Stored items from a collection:
####
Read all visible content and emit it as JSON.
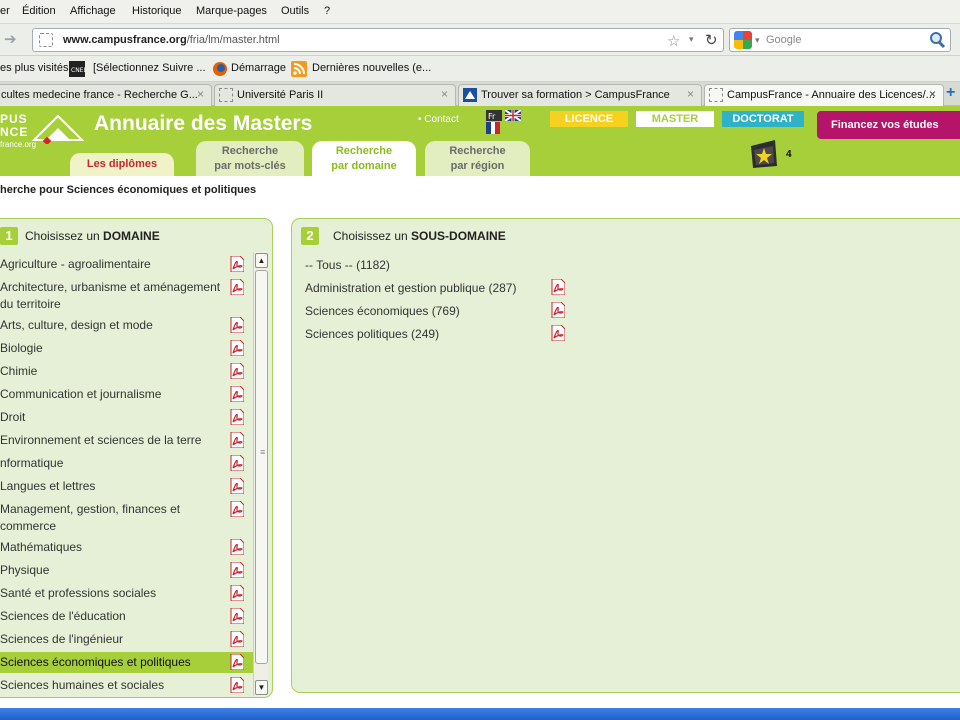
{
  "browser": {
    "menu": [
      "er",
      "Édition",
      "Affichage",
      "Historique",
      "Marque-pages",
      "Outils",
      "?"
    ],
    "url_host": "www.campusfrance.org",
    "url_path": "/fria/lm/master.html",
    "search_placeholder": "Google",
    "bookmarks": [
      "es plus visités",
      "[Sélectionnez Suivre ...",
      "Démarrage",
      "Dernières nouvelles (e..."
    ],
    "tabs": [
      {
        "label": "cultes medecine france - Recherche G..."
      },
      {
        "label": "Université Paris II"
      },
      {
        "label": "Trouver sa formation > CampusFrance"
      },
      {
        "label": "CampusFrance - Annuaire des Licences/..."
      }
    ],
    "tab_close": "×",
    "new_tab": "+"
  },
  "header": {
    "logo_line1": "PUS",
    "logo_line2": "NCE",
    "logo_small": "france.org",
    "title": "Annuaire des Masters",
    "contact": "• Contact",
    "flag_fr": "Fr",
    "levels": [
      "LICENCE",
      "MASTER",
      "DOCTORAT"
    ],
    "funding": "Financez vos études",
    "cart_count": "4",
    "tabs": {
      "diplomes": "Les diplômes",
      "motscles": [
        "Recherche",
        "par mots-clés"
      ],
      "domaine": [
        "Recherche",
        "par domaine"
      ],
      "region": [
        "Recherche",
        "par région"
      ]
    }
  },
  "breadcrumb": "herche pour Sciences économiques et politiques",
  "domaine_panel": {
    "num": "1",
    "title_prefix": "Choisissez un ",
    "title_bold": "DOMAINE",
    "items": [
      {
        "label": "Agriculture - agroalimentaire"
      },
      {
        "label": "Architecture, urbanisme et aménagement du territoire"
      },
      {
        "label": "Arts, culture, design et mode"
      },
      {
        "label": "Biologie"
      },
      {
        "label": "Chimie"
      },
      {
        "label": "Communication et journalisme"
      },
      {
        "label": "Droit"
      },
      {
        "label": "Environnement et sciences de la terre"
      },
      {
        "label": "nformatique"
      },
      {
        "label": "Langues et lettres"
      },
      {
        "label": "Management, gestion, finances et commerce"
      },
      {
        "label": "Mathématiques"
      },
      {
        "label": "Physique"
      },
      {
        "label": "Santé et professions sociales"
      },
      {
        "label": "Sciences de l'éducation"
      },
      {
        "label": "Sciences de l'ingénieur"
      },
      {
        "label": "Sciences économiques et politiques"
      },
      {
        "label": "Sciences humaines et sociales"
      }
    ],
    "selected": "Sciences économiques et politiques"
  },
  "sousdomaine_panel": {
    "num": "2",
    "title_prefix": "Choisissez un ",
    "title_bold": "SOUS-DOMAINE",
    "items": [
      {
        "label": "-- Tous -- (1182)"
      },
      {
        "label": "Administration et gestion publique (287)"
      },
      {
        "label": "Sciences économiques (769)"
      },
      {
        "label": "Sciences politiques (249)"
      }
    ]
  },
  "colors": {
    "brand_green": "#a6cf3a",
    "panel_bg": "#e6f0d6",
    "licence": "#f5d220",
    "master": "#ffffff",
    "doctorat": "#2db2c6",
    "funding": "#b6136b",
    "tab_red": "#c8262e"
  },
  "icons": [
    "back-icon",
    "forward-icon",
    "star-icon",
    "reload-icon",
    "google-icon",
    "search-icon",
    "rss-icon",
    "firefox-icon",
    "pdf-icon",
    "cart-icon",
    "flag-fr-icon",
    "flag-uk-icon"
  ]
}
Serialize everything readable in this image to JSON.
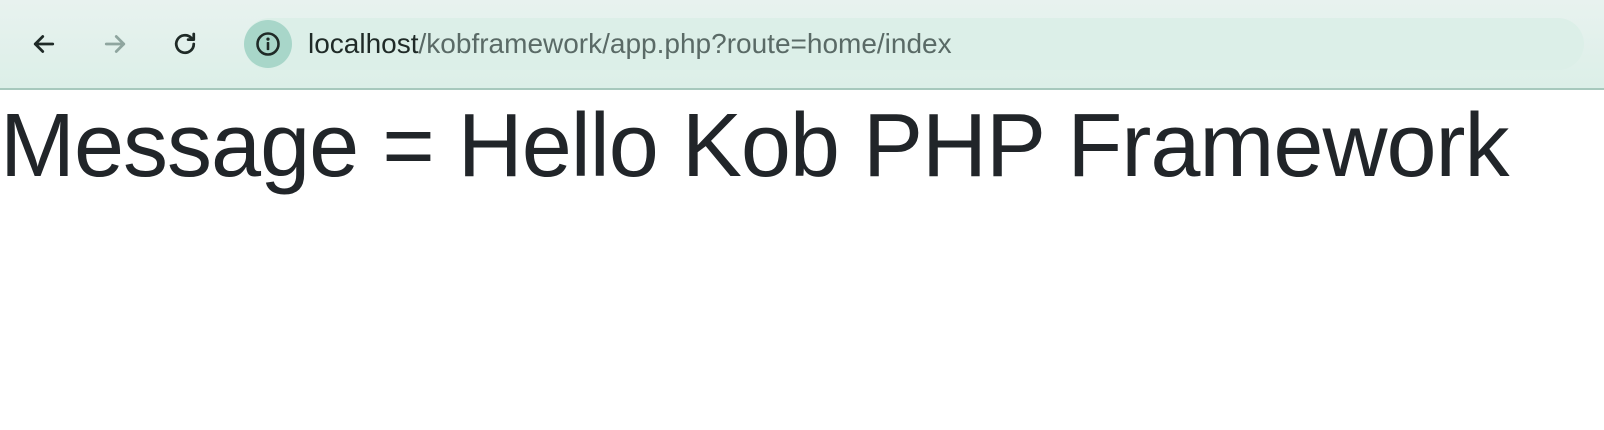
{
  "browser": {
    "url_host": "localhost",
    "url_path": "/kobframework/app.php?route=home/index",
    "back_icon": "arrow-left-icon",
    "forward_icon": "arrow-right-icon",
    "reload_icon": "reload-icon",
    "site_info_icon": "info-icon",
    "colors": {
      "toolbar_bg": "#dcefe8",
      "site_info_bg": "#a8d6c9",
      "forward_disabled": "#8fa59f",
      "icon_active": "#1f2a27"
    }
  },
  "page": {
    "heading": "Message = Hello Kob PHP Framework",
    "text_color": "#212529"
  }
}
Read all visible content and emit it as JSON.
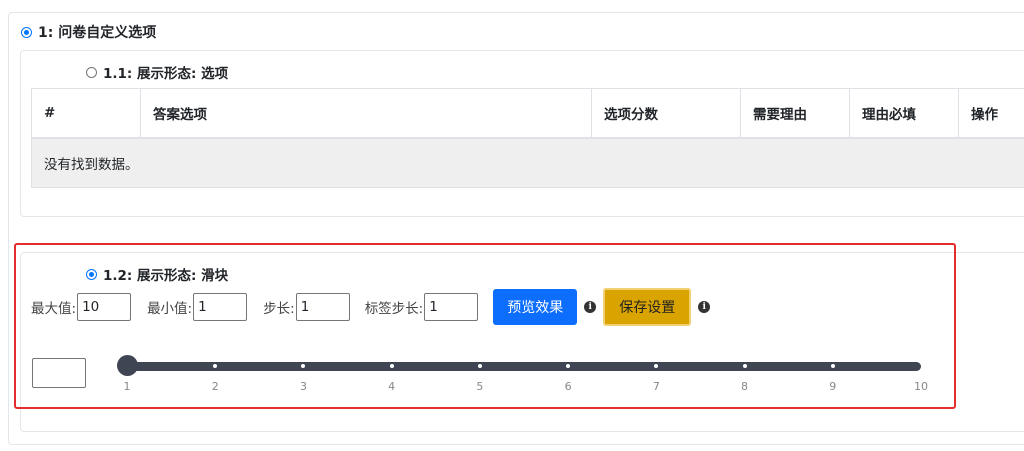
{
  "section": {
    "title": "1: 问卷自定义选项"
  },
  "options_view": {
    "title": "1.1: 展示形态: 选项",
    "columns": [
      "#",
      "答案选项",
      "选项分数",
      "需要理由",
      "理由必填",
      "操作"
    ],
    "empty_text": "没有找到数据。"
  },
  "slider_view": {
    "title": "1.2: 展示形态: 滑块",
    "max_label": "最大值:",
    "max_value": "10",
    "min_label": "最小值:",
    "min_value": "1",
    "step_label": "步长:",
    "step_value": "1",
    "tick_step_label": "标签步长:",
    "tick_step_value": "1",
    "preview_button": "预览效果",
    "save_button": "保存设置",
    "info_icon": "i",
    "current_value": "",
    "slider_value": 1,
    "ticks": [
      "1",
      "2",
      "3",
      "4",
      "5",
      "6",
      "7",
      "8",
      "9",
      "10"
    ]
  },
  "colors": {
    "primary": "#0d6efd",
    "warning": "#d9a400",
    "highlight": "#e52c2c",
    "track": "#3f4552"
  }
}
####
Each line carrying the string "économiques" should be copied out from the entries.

  "breadcrumb": "herche pour Sciences économiques et politiques",
        "label": "Sciences économiques et politiques"
    "selected": "Sciences économiques et politiques"
        "label": "Sciences économiques (769)"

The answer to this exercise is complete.